EXTRACTED RECORDS Block Start

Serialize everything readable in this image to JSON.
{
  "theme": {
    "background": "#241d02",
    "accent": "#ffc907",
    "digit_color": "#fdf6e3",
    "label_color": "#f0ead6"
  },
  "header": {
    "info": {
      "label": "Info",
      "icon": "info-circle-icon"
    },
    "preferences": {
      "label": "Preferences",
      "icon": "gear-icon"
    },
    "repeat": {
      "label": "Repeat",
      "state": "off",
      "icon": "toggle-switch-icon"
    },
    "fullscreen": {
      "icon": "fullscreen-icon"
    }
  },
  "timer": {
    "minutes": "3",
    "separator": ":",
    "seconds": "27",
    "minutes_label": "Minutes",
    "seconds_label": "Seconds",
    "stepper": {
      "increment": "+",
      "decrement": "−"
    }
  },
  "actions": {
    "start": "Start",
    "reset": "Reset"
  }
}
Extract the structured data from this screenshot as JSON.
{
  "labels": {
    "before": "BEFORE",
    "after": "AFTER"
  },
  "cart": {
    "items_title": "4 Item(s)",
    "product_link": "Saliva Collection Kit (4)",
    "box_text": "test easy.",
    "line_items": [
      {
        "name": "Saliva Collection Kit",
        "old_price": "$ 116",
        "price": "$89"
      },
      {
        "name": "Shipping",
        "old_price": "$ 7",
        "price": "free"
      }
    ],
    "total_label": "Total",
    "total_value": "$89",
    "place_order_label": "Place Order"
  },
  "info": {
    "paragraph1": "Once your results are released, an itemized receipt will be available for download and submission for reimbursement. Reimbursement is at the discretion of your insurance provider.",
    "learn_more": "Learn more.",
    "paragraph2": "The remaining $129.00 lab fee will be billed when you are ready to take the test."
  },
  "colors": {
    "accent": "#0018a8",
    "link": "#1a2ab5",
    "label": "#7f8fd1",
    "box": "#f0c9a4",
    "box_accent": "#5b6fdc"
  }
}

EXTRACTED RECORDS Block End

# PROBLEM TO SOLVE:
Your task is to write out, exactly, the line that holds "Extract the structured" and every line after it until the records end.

# OUTPUT OF THE EXERCISE:
Extract the structured data from this screenshot as JSON.
{
  "labels": {
    "before": "BEFORE",
    "after": "AFTER"
  },
  "cart": {
    "items_title": "4 Item(s)",
    "product_link": "Saliva Collection Kit (4)",
    "box_text": "test easy.",
    "line_items": [
      {
        "name": "Saliva Collection Kit",
        "old_price": "$ 116",
        "price": "$89"
      },
      {
        "name": "Shipping",
        "old_price": "$ 7",
        "price": "free"
      }
    ],
    "total_label": "Total",
    "total_value": "$89",
    "place_order_label": "Place Order"
  },
  "info": {
    "paragraph1": "Once your results are released, an itemized receipt will be available for download and submission for reimbursement. Reimbursement is at the discretion of your insurance provider.",
    "learn_more": "Learn more.",
    "paragraph2": "The remaining $129.00 lab fee will be billed when you are ready to take the test."
  },
  "colors": {
    "accent": "#0018a8",
    "link": "#1a2ab5",
    "label": "#7f8fd1",
    "box": "#f0c9a4",
    "box_accent": "#5b6fdc"
  }
}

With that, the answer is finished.